RECORD SET START

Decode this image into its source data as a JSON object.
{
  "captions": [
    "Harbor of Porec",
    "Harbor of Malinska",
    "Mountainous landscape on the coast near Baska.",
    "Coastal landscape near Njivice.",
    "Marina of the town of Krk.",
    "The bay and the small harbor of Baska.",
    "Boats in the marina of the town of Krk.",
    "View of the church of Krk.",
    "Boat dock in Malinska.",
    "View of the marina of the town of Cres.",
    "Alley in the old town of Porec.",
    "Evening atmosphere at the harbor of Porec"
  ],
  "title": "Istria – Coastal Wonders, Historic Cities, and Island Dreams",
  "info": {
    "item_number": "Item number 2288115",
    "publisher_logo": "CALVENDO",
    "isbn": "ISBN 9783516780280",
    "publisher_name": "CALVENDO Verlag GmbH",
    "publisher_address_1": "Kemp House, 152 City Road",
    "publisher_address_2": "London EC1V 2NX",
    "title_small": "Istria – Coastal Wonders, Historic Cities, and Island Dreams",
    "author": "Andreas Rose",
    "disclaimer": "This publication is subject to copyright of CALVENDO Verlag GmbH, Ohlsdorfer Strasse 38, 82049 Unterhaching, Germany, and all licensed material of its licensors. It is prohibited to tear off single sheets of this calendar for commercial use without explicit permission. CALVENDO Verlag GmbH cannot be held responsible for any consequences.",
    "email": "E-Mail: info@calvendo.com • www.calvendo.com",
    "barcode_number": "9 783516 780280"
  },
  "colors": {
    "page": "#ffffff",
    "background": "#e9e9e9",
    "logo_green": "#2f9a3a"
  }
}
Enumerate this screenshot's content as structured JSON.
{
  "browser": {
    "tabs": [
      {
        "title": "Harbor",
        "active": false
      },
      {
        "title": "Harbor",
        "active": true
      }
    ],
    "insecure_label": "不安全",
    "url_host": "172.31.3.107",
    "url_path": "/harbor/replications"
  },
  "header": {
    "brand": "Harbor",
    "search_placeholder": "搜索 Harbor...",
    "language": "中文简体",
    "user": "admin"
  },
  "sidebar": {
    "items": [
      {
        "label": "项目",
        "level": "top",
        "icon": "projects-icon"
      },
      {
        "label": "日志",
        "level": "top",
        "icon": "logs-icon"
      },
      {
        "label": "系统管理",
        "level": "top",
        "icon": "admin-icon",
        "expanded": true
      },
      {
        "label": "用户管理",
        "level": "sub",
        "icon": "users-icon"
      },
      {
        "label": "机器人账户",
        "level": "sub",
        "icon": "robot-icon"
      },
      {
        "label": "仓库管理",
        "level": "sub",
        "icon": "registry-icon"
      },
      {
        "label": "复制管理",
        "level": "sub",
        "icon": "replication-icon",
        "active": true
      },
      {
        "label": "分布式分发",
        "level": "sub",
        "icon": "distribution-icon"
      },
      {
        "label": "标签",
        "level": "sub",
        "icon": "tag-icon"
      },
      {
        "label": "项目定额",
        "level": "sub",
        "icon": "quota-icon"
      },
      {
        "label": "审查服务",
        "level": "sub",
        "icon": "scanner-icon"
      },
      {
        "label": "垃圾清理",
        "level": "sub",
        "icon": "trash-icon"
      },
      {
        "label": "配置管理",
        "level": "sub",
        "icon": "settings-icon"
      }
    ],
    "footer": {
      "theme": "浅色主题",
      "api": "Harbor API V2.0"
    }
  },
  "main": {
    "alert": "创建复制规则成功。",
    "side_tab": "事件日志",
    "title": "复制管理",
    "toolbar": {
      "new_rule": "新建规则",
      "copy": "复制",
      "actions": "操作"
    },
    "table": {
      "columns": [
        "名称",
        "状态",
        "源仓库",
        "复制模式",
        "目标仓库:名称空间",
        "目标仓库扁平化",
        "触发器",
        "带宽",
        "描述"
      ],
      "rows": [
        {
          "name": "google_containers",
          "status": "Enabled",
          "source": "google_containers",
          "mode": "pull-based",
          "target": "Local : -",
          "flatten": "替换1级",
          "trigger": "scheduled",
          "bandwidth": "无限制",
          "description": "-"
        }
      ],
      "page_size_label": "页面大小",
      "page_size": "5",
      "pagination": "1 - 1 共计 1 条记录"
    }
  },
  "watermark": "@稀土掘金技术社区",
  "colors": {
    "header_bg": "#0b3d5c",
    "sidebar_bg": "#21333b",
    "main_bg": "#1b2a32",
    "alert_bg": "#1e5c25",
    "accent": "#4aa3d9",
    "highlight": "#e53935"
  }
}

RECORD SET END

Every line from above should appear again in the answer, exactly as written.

OUTPUT OF THE EXERCISE
Decode this image into its source data as a JSON object.
{
  "captions": [
    "Harbor of Porec",
    "Harbor of Malinska",
    "Mountainous landscape on the coast near Baska.",
    "Coastal landscape near Njivice.",
    "Marina of the town of Krk.",
    "The bay and the small harbor of Baska.",
    "Boats in the marina of the town of Krk.",
    "View of the church of Krk.",
    "Boat dock in Malinska.",
    "View of the marina of the town of Cres.",
    "Alley in the old town of Porec.",
    "Evening atmosphere at the harbor of Porec"
  ],
  "title": "Istria – Coastal Wonders, Historic Cities, and Island Dreams",
  "info": {
    "item_number": "Item number 2288115",
    "publisher_logo": "CALVENDO",
    "isbn": "ISBN 9783516780280",
    "publisher_name": "CALVENDO Verlag GmbH",
    "publisher_address_1": "Kemp House, 152 City Road",
    "publisher_address_2": "London EC1V 2NX",
    "title_small": "Istria – Coastal Wonders, Historic Cities, and Island Dreams",
    "author": "Andreas Rose",
    "disclaimer": "This publication is subject to copyright of CALVENDO Verlag GmbH, Ohlsdorfer Strasse 38, 82049 Unterhaching, Germany, and all licensed material of its licensors. It is prohibited to tear off single sheets of this calendar for commercial use without explicit permission. CALVENDO Verlag GmbH cannot be held responsible for any consequences.",
    "email": "E-Mail: info@calvendo.com • www.calvendo.com",
    "barcode_number": "9 783516 780280"
  },
  "colors": {
    "page": "#ffffff",
    "background": "#e9e9e9",
    "logo_green": "#2f9a3a"
  }
}
Enumerate this screenshot's content as structured JSON.
{
  "browser": {
    "tabs": [
      {
        "title": "Harbor",
        "active": false
      },
      {
        "title": "Harbor",
        "active": true
      }
    ],
    "insecure_label": "不安全",
    "url_host": "172.31.3.107",
    "url_path": "/harbor/replications"
  },
  "header": {
    "brand": "Harbor",
    "search_placeholder": "搜索 Harbor...",
    "language": "中文简体",
    "user": "admin"
  },
  "sidebar": {
    "items": [
      {
        "label": "项目",
        "level": "top",
        "icon": "projects-icon"
      },
      {
        "label": "日志",
        "level": "top",
        "icon": "logs-icon"
      },
      {
        "label": "系统管理",
        "level": "top",
        "icon": "admin-icon",
        "expanded": true
      },
      {
        "label": "用户管理",
        "level": "sub",
        "icon": "users-icon"
      },
      {
        "label": "机器人账户",
        "level": "sub",
        "icon": "robot-icon"
      },
      {
        "label": "仓库管理",
        "level": "sub",
        "icon": "registry-icon"
      },
      {
        "label": "复制管理",
        "level": "sub",
        "icon": "replication-icon",
        "active": true
      },
      {
        "label": "分布式分发",
        "level": "sub",
        "icon": "distribution-icon"
      },
      {
        "label": "标签",
        "level": "sub",
        "icon": "tag-icon"
      },
      {
        "label": "项目定额",
        "level": "sub",
        "icon": "quota-icon"
      },
      {
        "label": "审查服务",
        "level": "sub",
        "icon": "scanner-icon"
      },
      {
        "label": "垃圾清理",
        "level": "sub",
        "icon": "trash-icon"
      },
      {
        "label": "配置管理",
        "level": "sub",
        "icon": "settings-icon"
      }
    ],
    "footer": {
      "theme": "浅色主题",
      "api": "Harbor API V2.0"
    }
  },
  "main": {
    "alert": "创建复制规则成功。",
    "side_tab": "事件日志",
    "title": "复制管理",
    "toolbar": {
      "new_rule": "新建规则",
      "copy": "复制",
      "actions": "操作"
    },
    "table": {
      "columns": [
        "名称",
        "状态",
        "源仓库",
        "复制模式",
        "目标仓库:名称空间",
        "目标仓库扁平化",
        "触发器",
        "带宽",
        "描述"
      ],
      "rows": [
        {
          "name": "google_containers",
          "status": "Enabled",
          "source": "google_containers",
          "mode": "pull-based",
          "target": "Local : -",
          "flatten": "替换1级",
          "trigger": "scheduled",
          "bandwidth": "无限制",
          "description": "-"
        }
      ],
      "page_size_label": "页面大小",
      "page_size": "5",
      "pagination": "1 - 1 共计 1 条记录"
    }
  },
  "watermark": "@稀土掘金技术社区",
  "colors": {
    "header_bg": "#0b3d5c",
    "sidebar_bg": "#21333b",
    "main_bg": "#1b2a32",
    "alert_bg": "#1e5c25",
    "accent": "#4aa3d9",
    "highlight": "#e53935"
  }
}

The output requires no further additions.